Page and application data records:
————————

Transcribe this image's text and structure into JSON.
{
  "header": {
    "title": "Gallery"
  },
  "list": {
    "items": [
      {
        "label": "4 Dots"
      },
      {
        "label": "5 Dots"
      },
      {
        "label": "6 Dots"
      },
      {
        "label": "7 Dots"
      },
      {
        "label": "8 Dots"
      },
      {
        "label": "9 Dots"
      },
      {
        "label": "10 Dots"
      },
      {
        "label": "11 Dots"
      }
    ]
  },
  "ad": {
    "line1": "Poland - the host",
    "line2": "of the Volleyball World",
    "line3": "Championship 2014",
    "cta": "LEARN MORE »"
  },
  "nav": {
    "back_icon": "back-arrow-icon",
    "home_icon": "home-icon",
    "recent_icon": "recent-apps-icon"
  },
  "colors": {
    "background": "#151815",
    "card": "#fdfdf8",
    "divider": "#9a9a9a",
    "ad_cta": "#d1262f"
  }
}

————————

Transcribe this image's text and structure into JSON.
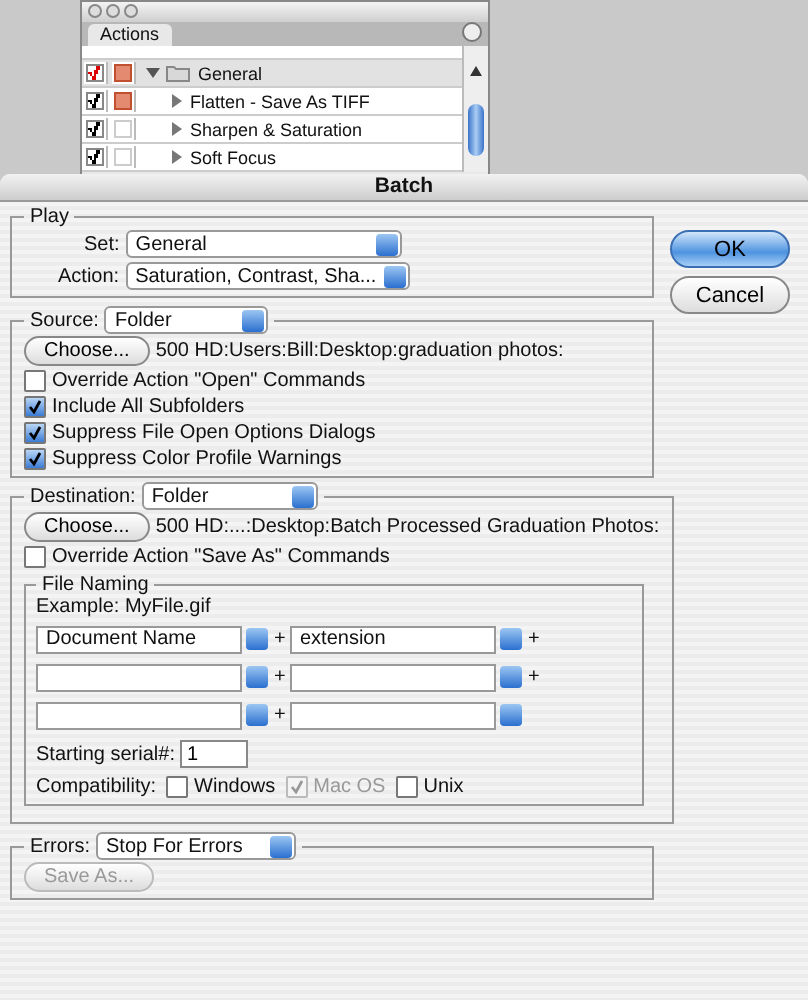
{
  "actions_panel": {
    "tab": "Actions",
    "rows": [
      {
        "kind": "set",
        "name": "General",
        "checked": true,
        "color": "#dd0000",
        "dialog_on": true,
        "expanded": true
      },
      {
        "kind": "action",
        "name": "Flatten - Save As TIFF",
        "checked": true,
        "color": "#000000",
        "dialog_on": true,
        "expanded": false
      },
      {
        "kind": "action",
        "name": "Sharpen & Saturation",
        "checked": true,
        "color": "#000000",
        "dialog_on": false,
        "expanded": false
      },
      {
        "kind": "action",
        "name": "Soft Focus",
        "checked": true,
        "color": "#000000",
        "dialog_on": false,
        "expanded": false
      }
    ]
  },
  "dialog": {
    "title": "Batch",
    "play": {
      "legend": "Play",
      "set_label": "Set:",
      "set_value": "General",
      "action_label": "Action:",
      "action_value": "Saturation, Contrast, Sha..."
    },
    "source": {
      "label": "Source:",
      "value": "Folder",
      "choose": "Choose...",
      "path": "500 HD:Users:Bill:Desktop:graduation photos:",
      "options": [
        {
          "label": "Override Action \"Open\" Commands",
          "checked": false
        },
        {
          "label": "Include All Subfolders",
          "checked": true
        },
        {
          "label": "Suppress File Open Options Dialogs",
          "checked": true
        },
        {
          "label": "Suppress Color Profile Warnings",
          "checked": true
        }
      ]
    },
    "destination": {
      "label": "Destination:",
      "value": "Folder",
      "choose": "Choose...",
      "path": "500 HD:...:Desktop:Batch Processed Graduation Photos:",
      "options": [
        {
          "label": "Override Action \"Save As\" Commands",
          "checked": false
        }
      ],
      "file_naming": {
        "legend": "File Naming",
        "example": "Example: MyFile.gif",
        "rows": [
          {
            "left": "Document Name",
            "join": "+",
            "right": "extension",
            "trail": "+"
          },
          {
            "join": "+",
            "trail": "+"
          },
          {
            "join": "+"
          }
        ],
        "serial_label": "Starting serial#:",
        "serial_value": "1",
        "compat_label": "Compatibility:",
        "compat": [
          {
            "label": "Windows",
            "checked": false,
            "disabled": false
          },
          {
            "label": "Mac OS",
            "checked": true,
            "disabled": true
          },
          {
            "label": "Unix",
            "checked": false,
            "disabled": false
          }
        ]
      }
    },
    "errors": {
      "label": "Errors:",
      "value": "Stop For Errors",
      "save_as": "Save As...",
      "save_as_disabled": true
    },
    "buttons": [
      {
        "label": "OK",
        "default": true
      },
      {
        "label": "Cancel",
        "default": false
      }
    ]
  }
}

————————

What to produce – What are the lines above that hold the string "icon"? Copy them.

Output for this task –
    "back_icon": "back-arrow-icon",
    "home_icon": "home-icon",
    "recent_icon": "recent-apps-icon"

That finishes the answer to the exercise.